A check on the Global Forest Watch map meanwhile shows that deforestation has been continuing in many states in the peninsula as well as Sabah and Sarawak including in forest and protected areas year long and in the previous years, pointing towards encroachment of more lands.

Map courtesy of Global Forest Watch (GFW). Orange areas in the map mark hot spots of deforestation while the purple shades depict carbon emissions. Between 2001 and 2022, forests in Malaysia emitted 235 MtCO₂e/year, and removed -106 MtCO₂e/year, representing a net carbon source of 129 MtCO₂e/year.

The rate of greenhouse gases emissions from deforestation remains higher versus removal or the absorbtion of carbon.

In Gua Musang, Kelantan, a total of 7,980 deforestation alerts reported during the period Oct 2 to Oct 9, 2023, covering a total of 97.87 hectares with 77 hectares in primary forest areas. Elsewhere in the state, deforestation alerts covered a total of 120 hectares.

In Pahang, there were 16309 alerts in the same week, covering 200.3 hectares, covering 51 hectares in primary forest areas and close to 3 hectares in protected areas.

For the same period, Hulu Langat, Selangor, recorded 49 alerts with 0.31 hectares of them in primary forest while Shah Alam reported 151 total alerts during the week reviewed, covering 1.86 hectares of non forest areas.

Other states in the peninsula as well as Sabah and Sarawak have also recorded both hotspots or fires in forest areas as well as deforestation activities.

Malaysia in total recorded recorded 68536 GLAD-L deforestation alerts during the week, covering a total of 5.3 thousand hectares. These included forest changes in intact forests, primary forests as well as protected areas.

In the year 2022 alone, Malaysia lost 118 thousand hectares of natural forest, equivalent to 83.9 Mt of CO₂ emissions. Between 2001 and 2022, forests in Malaysia emitted 235 MtCO₂e/year, and removed -106 MtCO₂e/year, representing a net carbon source of 129 MtCO₂e/year.

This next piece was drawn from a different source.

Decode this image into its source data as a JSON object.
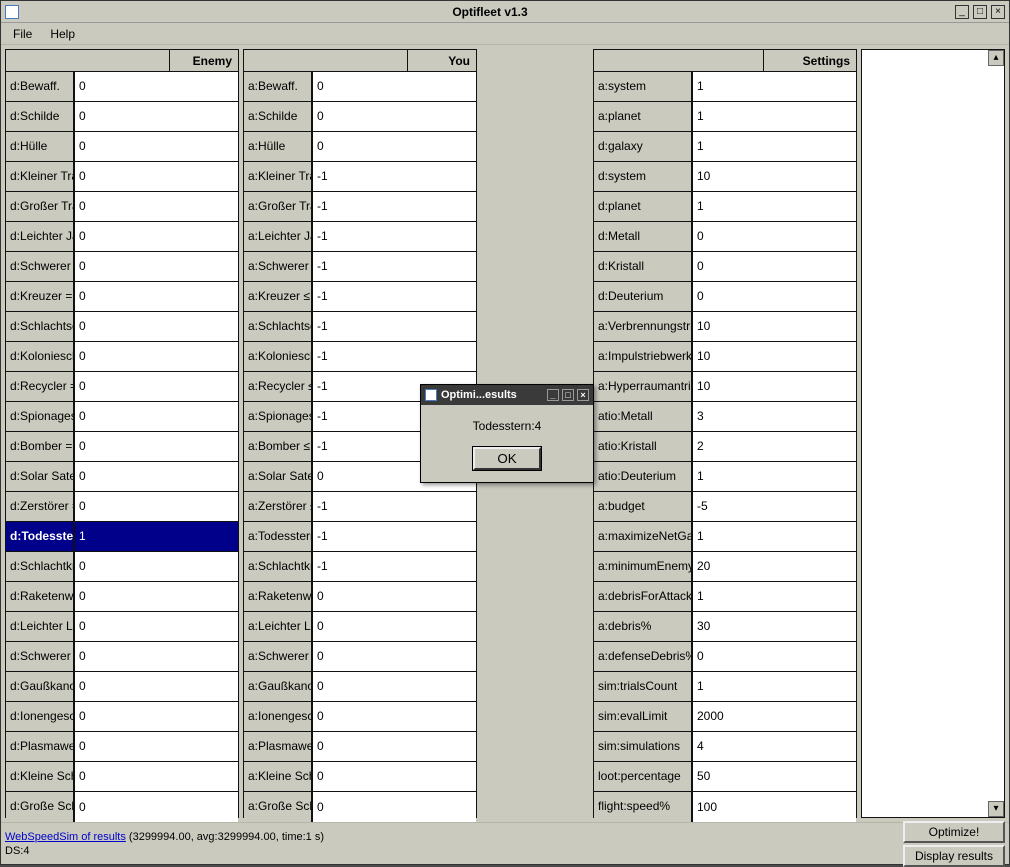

While the good news is Malaysia is relatively doing more to save its rainforests, and cut its greenhouse gas emissions compared with several countries, where there has been huge amounts of tree cover loss due to fires and where fresh air has become a luxury through the combined sources with other air polluters, the country can still be more active and vigilant in monitoring its forests.

The announcement of healthy allocations by Prime Minister Datuk Seri Anwar Ibrahim in the recent Budget 2024 for conservation efforts including funding to states to keep their forest intact and the employment of more forest rangers will certainly go a long way not only in protecting the wildlife and flora and fauna but also the services the rainforests render to humankind, including cleaner air, water sources, medicinal herbs and so much more.

However, these efforts must be speedily translated into real action before more trees are destroyed hurriedly and without the benefit of an Environmental Impact Assessment (in some cases) both by domestic businesses and foreign investors promising billions of ringgit. There must must be more careful study of investments where the depletion of natural resources are inevitable in the long run.

The will to find other ways of revenue from forests be it eco tourism, or other means, must be strong, considering that the country’s rainforest is one of the oldest in the world.